Seattle pioneered a new type of vice, the notorious box house. An auditorium and stage would be ringed around with second-level rooms, each with a door to a corridor, a window toward teh stage, and a sofa. The women who performed on stage would often also circulate in the corridors, serving drinks and servicing customers.
Christopher T. Bayley, Seattle Justice: The Rise and Fall of the Police Payoff System in Seattle (Seattle: Sasquatch Books, 2015), ch. 1
In 1894, liquor sales were prohibited in box houses, quickly putting most out of business.
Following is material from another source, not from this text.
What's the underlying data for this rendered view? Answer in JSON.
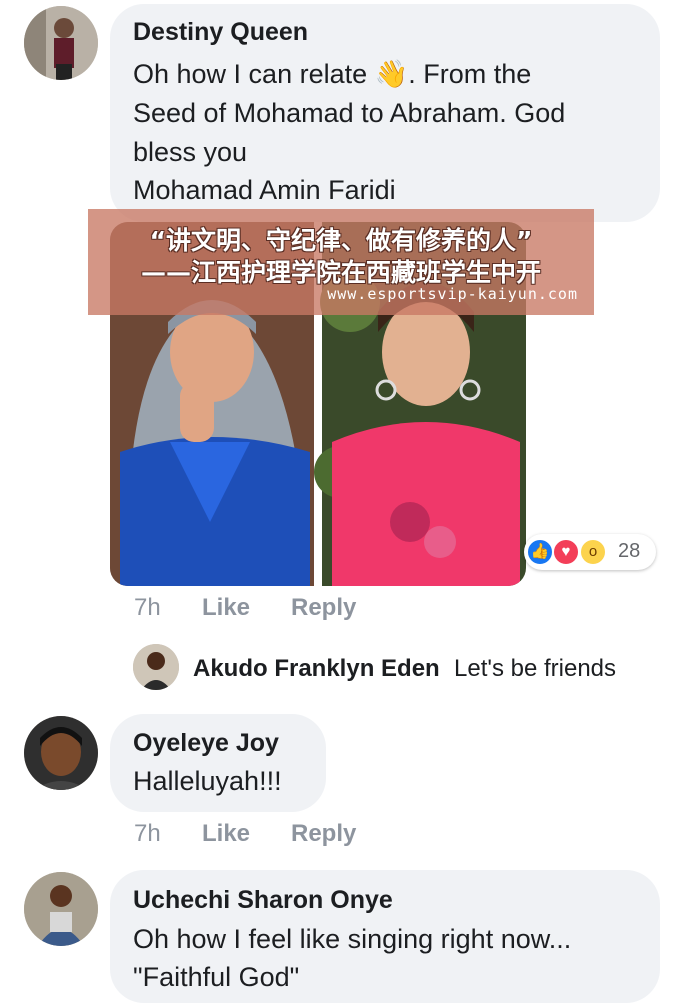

Id.<blockquote>In 1898, the theatrical impresario and entrepreneur John Considine decided to stay ahead of the competition by providing a better product. In his box houses, he separated the two professions of actress and prostitute, paying a higher wage to his entertainers who no longer circulated among the boxes.</blockquote>Id.